Communication With Stroke Patients When?
Initiating medical treatment
3-4 months into any treatment
When medical condition deteriorates
Acute medical or surgical crisis
Decrease QOL or increase symptom burden
When patient initiates
When any member of the multidisciplinary team feels they wouldnt be surprised if the patient died within a year
Communication Starters with Patients
Many people think about what they might experience as things change and their condition progresses. (Normalize)
Have you thought about this?
Do you want me to talk about what changes are likely to
Talking early allows patients to make own decisions
Family Discussions about End-of-Life in Stroke Concerns of family:
Provision of information
Management of pain and symptoms
Provision of nasogastric feeding and IV hydration
Relatives less desirous than professionals
Professionals worried about hunger and starving (Addington Hall, Stroke, 1995)
Tube Feeding in Stroke
No significant differences in mortality outcomes between early enteral tube feeding or not (slight absolute difference in favour of feeding)
No excess pneumonia in early tube feeding
Small apparent improved survival offset by 4.7% excess of survivors with poor outcome and worse quality of life

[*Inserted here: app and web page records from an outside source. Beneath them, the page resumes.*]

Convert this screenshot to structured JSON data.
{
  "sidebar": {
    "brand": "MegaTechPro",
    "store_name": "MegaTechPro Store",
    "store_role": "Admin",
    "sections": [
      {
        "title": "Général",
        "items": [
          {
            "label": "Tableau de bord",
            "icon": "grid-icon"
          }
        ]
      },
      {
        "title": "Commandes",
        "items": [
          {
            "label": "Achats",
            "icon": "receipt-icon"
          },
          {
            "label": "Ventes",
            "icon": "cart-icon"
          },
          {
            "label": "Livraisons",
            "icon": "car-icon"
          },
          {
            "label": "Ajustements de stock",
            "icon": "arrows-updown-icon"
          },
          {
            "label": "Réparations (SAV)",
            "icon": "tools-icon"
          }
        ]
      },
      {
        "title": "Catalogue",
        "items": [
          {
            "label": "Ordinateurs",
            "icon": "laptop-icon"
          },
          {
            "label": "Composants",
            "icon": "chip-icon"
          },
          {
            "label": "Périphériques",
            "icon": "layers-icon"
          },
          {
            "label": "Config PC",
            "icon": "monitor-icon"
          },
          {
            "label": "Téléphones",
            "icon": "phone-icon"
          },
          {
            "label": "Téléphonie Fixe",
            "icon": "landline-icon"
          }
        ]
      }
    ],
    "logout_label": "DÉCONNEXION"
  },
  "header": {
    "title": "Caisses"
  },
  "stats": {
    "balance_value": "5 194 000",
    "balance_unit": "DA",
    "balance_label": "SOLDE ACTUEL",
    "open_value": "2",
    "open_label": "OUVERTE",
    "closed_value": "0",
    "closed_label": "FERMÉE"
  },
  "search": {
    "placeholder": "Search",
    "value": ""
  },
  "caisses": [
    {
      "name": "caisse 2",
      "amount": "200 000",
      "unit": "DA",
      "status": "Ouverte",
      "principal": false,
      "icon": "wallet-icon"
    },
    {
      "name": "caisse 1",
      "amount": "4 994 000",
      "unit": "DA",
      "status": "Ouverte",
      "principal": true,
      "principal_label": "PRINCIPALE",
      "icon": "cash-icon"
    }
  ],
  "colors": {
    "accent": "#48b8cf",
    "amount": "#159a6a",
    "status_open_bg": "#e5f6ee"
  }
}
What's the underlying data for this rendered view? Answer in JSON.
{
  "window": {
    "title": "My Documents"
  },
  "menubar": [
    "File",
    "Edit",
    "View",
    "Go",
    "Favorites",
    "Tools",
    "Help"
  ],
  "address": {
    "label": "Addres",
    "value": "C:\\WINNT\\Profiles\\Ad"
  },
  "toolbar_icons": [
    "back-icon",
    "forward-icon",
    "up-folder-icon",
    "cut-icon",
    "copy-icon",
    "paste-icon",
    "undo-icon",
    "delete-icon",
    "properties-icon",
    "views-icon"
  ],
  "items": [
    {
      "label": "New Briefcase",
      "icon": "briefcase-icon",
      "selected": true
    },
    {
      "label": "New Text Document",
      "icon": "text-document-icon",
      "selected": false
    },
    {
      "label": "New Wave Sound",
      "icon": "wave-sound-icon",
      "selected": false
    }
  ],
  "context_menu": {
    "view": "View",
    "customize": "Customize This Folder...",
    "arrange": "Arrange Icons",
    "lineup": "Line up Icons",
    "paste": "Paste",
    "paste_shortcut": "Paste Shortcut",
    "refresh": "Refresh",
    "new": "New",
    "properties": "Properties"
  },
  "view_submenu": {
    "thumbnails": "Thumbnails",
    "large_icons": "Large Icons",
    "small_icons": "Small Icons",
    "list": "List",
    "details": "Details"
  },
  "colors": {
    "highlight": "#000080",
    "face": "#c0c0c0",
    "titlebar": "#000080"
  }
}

Thus, early feeding may keep patients alive but in a severely disabled state when they would otherwise have died.
(Donnan, Lancet, 2005)
Substituted Decision Making Phrasing for Families If he could come to the bedside as
healthy as he was a year ago, and look
at the situation for himself now, what
would he tell us to do?
If you had in your pocket a note from
him telling you that to do under these
circumstances, what would it say?
Helping Families Who Missed The Death
Some family members will miss being present at the time of death
Consider discussing the meaningfulness of their connection in thought & spirit vs. physical proximity
National Clinical Guidelines for Stroke
Recommend all pts should have access to
specialist palliative care expertise
All staff should have appropriate training
(Intercollegiate Working Party on Stroke - 2004)
The Canadian Virtual Hospice provides support
and personalized information about palliative and
end-of-life care to patients, family members and
health care providers.
Ebrahim S, Harwood R. Stroke: epidemiology, evidence and clinical practice. Oxford University Press, 2001: 219.
Hankey GJ. Long-term outcome after ischaemic attack/transient ischaemic attack. Cerebrovasc Dis 2003; 16: 914.
Addington-Hall J, Lay M, Altmann D, McCarthy M. Symptom control, communication with health professionals,and hospital care of stroke patients as reported by surviving family, friends, and officials. Stroke 1995; 26: 224248.
Addington-Hall J, Lay M, Altmann D, McCarthy M. Community care for stroke patients in the last year of life: results of a national retrospective survey of surviving family, friends and officials. Health Soc Care Community. 1998 Mar;6(